We discovered the Narragansett Café years ago, when we’d go there to hear Jack Smith and the Rockabilly Planet perform “Tear It Up” as Jack walked on tabletops and the bar, without ever spilling anyone’s drink. Music is still the big draw at this Jamestown landmark, and really good food has been added to the repertoire.
New owners (they also own the very upscale Jamestown Fish on the other side of the avenue) have updated the beloved cafe, which attracts an equal share of townies and tourists, but the classic roadhouse ambience is still evident. There are now four flat-screen TVs, lots of nautical touches and a wall of fame dedicated to the musicians who help make the place famous. But the pool table and much-used shuffleboard game remain, as do the shabby chic scuffmarks on the door and walls. It’s still the Narragansett Café that we’ve loved for decades.
Back in the day, we spent many a Saturday night at The Ganny – that’s what the locals call it – and it was always packed. Still is, considered by many to be the best neighborhood bar and the best place to hear live music in southern Rhode Island. Dropping in on a recent quiet Thursday, we were able to sit at a table next to the fireplace, often lit on cold, damp evenings.
The menu is packed with honest pub fare as well as a few fancy dishes, all at very affordable prices, with nothing close to $20, not even the steak dinners. Here are the dishes we have tried – nothing disappointed us.

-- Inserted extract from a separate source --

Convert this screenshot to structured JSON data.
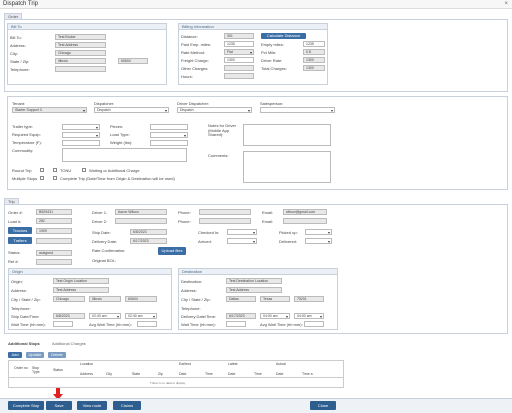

Every now and then I crave chowder and clam cakes, and stuffies if they’re available. Here you can get the Chowder Combo ($6.75), a cup of very good chowder (pictured left) with a couple of clam cakes on the side. Our waitress asked if I wanted oyster crackers for the chowder, but before I could say no thanks, she said: “No, you look like a dunker to me.” Meaning that I would be dunking my clam cakes into the hearty chowder. “How did you know?” I had to ask. “You look like a New Englander to me.” That’s one of the nicest things anyone has ever said to me. And so I dunked a golden brown clam cake and took a bite. The surface was just crunchy enough, and the interior just chewy enough for this lover of clam cakes. The Rhode Island-style Stuffies ($5.95 for two) consisted of quahog shells packed with a dense combination of finely chopped clams, breadcrumbs and seasonings. A dash of Tabasco sauce was all that they needed.
Staying on this nautical course, I had the café’s famous Fish & Chips (pictured below, $10.95 at dinner, $7.95 for a smaller lunch portion). The fish, usually cod or haddock, is dipped into a Sam Adams beer batter and then deep-fried. When my fork cut into the generous pillows of fried fish, it revealed a perfectly cooked, super-moist white fish. Beneath the fish were plenty of skinny fries, also nicely done. On the side was a fresh-tasting coleslaw.
For appetizers ($4.95 to $7.50), I recommend the gigantic onion rings, the buffalo chicken wings served traditionally with celery sticks and blue cheese dressing, and especially the Steak Quesadilla. The quesadilla is enough for one person as a lunch item, or two to four people as an appetizer. It is loaded with shaved steak, diced tomatoes and peppers, cheddar cheese and black olives with sour cream and salsa on the side. This was one of the most flavorful and satisfying appetizers I’ve ever had.
At dinnertime, you won’t go wrong when ordering the Chicken Parmesan ($12.95) served over a large portion of linguine in a pleasing tomato sauce. The boneless chicken breast is pounded to a uniform thickness, coated with seasoned breadcrumbs, pan-fried until golden brown and topped with grated Italian cheese that melts down into the chicken. Another satisfying meal.
If you prefer a hearty sandwich at dinner, try the Philly Cheese Steak ($7.50) or the Gansett Burger ($8.50), served with your choice of potato chips, potato salad, macaroni salad or coleslaw. We found the potato salad to have a bit too much mayo, but the macaroni salad was perfect and brought back memories of family cookouts.
In my book, the Philly Cheese Steak is right up there with the Steak Quesadilla. Super-thin slices of beef, fried onions and melted provolone cheese are packed into a large, fresh torpedo roll. Just describing it makes me wish I had that sandwich in front of me right now. The Gansett Burger was just as respectable, eight ounces of ground sirloin grilled to my specifications (medium) and topped with sliced ham and my choice of cheese (cheddar). The ham gave this classic American dish a slightly salty kick.
At lunchtime, by all means go for the deli-style sandwiches ($8) – your choice of ham, steak or turkey, with your choice of cheese and your choice of roll. My fave is the turkey topped with cheddar on a bulkie roll.
It’s clear that the Narragansett Café really does offer something for everyone... everything, that is, except dessert. But when we chow down at The Ganny, we can’t even think about dessert.